• I'm glad you figured out the previous problem.All programs are stored on the RAM, so it makes sense they disappear when your clear this memory. Luckily there is a solution. Before clearing or resetting your RAM, move the program's you want to keep to the archive memory. I quote from step 14 of my advanced tutorial: 'You can archive any program or picture by going to MEM, Mem Mgmt/Del..., All... Select the program/picture you want to archive and press enter.'For more information about the Archive memory, check out step 14 of my advanced tutorial.Good luck!

Everything you say is correct and unfortunately there is no solution to this. I would recommend to always store your programs in archive, unless you are running or editing them. After you are done with them, directly put them back in the archive. When the programs are in archive while changing the batteries, they won't be removed. Also, change the batteries as soon as the calculator starts warning you they are running low.If you have some programs you really do not want to lose, you could think about making a backup on your computer. My advanced tutorial explains how to do this.

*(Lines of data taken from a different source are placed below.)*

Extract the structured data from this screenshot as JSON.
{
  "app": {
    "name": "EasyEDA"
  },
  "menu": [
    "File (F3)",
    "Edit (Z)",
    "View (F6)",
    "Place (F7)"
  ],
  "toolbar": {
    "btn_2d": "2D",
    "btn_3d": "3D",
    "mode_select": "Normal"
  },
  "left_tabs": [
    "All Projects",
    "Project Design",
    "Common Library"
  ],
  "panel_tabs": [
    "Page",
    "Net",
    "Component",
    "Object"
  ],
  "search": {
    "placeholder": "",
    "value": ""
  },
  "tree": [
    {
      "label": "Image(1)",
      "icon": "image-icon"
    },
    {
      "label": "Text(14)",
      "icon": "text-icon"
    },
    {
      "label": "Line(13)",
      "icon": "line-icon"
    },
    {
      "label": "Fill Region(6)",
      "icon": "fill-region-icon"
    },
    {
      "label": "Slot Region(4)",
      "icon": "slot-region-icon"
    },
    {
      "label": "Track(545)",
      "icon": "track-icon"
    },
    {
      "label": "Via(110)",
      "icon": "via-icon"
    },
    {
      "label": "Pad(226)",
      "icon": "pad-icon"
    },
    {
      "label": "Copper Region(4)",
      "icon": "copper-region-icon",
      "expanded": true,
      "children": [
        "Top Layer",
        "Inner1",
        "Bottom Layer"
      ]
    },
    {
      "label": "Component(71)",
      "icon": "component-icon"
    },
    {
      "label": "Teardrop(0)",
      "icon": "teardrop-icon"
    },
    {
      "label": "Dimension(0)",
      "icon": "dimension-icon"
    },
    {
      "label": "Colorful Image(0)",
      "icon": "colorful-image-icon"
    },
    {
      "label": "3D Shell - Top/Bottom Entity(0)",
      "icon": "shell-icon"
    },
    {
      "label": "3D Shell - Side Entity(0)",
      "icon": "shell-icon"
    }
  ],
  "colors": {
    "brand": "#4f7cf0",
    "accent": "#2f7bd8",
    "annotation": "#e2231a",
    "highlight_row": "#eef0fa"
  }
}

• Thank you. You need to be carefull when choosing a lubricant. First of all, WD40 actually is not a lubricant, but a cleaner. It works great when cleaning the axes, but it's lubrication properties are only short term. Synthetic machine oil might be better for lubrication. Just make sure the lubricant you use is actually a lubricant and not something like cutting oil. Also, when using polymer bushings, make sure the lubricant will not desolve the bushings.The choice of lubricant effects the service life of your 3D printer, as well as the quality of the prints it delivers.